■ INFORMATION GIVEN ■

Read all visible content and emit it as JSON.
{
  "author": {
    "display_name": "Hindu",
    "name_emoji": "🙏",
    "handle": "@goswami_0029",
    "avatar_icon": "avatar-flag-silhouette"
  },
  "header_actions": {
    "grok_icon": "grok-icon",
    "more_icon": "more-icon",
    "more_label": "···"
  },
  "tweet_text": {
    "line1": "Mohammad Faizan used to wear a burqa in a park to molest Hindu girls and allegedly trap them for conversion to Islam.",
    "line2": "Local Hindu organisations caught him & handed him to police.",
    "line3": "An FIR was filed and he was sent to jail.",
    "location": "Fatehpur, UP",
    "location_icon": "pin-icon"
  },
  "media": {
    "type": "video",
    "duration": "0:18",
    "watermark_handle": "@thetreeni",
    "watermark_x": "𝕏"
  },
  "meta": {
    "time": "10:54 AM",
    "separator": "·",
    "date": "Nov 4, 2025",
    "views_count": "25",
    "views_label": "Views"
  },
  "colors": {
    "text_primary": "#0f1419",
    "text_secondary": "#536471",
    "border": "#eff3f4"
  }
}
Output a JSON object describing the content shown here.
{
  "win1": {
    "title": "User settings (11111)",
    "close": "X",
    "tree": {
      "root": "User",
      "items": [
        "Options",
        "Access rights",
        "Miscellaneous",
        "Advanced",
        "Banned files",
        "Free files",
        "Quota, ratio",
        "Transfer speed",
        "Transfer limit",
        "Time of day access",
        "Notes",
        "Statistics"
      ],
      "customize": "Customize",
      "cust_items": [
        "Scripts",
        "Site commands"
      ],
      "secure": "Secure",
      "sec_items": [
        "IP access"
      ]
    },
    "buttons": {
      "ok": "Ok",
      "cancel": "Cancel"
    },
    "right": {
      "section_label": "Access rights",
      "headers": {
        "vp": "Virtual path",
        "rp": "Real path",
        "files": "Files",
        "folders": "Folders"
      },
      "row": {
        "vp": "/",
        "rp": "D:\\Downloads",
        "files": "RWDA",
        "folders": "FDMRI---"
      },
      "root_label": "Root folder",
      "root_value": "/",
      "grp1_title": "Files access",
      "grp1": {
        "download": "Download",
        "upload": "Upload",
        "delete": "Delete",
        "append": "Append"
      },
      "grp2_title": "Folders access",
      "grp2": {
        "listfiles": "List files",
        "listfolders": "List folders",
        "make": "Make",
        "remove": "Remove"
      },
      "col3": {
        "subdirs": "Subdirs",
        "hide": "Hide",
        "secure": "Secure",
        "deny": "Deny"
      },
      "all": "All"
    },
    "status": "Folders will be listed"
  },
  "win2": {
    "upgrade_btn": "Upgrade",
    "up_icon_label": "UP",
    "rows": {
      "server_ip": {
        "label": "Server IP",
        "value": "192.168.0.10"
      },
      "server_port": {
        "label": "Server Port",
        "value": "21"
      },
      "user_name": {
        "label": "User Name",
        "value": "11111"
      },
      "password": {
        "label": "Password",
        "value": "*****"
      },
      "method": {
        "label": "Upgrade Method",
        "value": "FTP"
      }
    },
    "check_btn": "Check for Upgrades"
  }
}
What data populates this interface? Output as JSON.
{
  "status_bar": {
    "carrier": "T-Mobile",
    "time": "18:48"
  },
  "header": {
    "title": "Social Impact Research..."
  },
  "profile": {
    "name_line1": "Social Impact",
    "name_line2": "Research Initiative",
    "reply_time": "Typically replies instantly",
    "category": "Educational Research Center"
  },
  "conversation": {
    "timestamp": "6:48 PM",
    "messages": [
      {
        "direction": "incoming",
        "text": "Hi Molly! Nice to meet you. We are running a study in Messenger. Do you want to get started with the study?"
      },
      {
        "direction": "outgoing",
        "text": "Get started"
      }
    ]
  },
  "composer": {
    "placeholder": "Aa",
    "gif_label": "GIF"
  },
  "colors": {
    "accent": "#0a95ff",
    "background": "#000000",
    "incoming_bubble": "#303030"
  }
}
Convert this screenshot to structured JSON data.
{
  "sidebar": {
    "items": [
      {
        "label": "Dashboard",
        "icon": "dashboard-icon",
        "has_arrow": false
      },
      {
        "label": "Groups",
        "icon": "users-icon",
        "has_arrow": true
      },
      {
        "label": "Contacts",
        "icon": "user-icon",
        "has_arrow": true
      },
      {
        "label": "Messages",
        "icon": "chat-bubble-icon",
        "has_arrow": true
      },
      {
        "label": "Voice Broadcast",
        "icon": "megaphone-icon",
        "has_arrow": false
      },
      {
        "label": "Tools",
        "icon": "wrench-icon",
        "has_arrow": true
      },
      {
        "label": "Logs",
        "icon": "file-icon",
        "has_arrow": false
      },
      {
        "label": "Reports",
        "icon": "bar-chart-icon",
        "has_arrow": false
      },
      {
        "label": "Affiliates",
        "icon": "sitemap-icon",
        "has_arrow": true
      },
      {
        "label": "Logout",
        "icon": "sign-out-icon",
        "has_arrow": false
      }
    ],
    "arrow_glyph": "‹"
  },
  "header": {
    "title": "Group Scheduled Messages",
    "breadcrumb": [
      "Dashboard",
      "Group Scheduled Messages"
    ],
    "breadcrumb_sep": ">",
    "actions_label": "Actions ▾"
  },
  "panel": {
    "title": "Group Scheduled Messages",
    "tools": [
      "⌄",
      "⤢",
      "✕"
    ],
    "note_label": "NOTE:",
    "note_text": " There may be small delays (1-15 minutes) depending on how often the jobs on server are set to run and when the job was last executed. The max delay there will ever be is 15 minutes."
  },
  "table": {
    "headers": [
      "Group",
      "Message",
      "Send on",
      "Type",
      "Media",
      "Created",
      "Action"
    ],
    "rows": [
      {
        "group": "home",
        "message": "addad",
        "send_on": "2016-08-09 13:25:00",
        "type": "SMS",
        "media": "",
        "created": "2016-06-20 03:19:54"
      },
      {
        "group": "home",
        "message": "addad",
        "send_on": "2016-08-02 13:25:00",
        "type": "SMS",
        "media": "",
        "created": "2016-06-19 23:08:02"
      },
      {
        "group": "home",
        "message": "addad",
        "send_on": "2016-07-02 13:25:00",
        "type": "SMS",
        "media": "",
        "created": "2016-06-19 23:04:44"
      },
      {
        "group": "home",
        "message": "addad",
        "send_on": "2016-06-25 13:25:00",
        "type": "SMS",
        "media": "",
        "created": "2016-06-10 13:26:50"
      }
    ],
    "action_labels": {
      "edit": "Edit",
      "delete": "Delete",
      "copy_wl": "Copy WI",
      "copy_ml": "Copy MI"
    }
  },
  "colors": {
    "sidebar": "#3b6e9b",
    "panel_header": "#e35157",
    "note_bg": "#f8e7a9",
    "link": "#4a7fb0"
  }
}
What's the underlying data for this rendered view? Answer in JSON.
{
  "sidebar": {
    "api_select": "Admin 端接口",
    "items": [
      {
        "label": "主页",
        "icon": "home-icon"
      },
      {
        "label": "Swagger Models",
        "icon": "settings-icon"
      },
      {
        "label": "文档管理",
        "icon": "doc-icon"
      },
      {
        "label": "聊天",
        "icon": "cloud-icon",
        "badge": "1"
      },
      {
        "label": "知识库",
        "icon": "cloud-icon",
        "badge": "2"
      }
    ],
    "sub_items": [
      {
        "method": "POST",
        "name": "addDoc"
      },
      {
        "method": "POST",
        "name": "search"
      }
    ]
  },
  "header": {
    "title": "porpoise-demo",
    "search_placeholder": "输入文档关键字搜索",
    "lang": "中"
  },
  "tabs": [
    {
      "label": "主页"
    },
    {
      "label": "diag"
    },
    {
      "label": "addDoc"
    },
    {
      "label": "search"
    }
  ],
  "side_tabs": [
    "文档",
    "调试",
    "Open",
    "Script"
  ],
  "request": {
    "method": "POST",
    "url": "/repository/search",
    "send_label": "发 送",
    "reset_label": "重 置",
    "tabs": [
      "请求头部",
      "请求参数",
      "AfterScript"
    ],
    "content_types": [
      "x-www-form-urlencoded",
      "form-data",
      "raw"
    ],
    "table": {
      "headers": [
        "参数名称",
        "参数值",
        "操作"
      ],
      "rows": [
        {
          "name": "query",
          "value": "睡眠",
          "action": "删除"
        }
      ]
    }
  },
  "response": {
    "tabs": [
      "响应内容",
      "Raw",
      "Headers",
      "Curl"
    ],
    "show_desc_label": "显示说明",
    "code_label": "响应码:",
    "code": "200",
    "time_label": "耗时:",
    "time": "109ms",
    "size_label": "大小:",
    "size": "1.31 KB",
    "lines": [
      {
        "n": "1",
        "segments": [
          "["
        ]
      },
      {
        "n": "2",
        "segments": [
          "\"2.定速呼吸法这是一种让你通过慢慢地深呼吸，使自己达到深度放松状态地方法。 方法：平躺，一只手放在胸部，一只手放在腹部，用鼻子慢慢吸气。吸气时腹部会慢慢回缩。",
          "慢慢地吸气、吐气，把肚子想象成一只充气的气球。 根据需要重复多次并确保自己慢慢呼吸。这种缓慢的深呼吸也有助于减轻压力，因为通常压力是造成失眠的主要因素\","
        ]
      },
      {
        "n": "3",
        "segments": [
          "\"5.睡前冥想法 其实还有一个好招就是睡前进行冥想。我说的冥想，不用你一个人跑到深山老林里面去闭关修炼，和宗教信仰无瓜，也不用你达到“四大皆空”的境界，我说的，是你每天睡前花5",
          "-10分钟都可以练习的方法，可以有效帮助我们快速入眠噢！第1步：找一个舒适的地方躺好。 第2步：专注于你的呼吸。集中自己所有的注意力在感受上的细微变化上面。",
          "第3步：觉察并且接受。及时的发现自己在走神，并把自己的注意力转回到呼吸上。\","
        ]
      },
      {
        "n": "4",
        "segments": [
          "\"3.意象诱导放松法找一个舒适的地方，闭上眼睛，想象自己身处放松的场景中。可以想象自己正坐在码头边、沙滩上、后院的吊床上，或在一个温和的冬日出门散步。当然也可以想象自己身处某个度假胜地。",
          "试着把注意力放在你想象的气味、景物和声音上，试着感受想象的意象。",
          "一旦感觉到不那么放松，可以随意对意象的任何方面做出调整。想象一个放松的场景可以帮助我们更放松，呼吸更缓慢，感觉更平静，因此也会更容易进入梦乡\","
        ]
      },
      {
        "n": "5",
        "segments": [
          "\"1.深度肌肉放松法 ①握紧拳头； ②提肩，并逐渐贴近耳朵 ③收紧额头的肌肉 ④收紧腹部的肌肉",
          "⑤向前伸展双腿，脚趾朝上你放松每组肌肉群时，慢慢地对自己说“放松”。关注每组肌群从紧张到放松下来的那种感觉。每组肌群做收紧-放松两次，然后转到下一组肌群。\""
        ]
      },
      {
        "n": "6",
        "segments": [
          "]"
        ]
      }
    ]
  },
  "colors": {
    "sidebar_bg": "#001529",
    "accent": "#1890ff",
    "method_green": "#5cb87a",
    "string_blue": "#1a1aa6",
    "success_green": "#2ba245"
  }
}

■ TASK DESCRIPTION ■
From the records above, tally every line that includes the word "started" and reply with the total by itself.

■ RESPONSE ■
2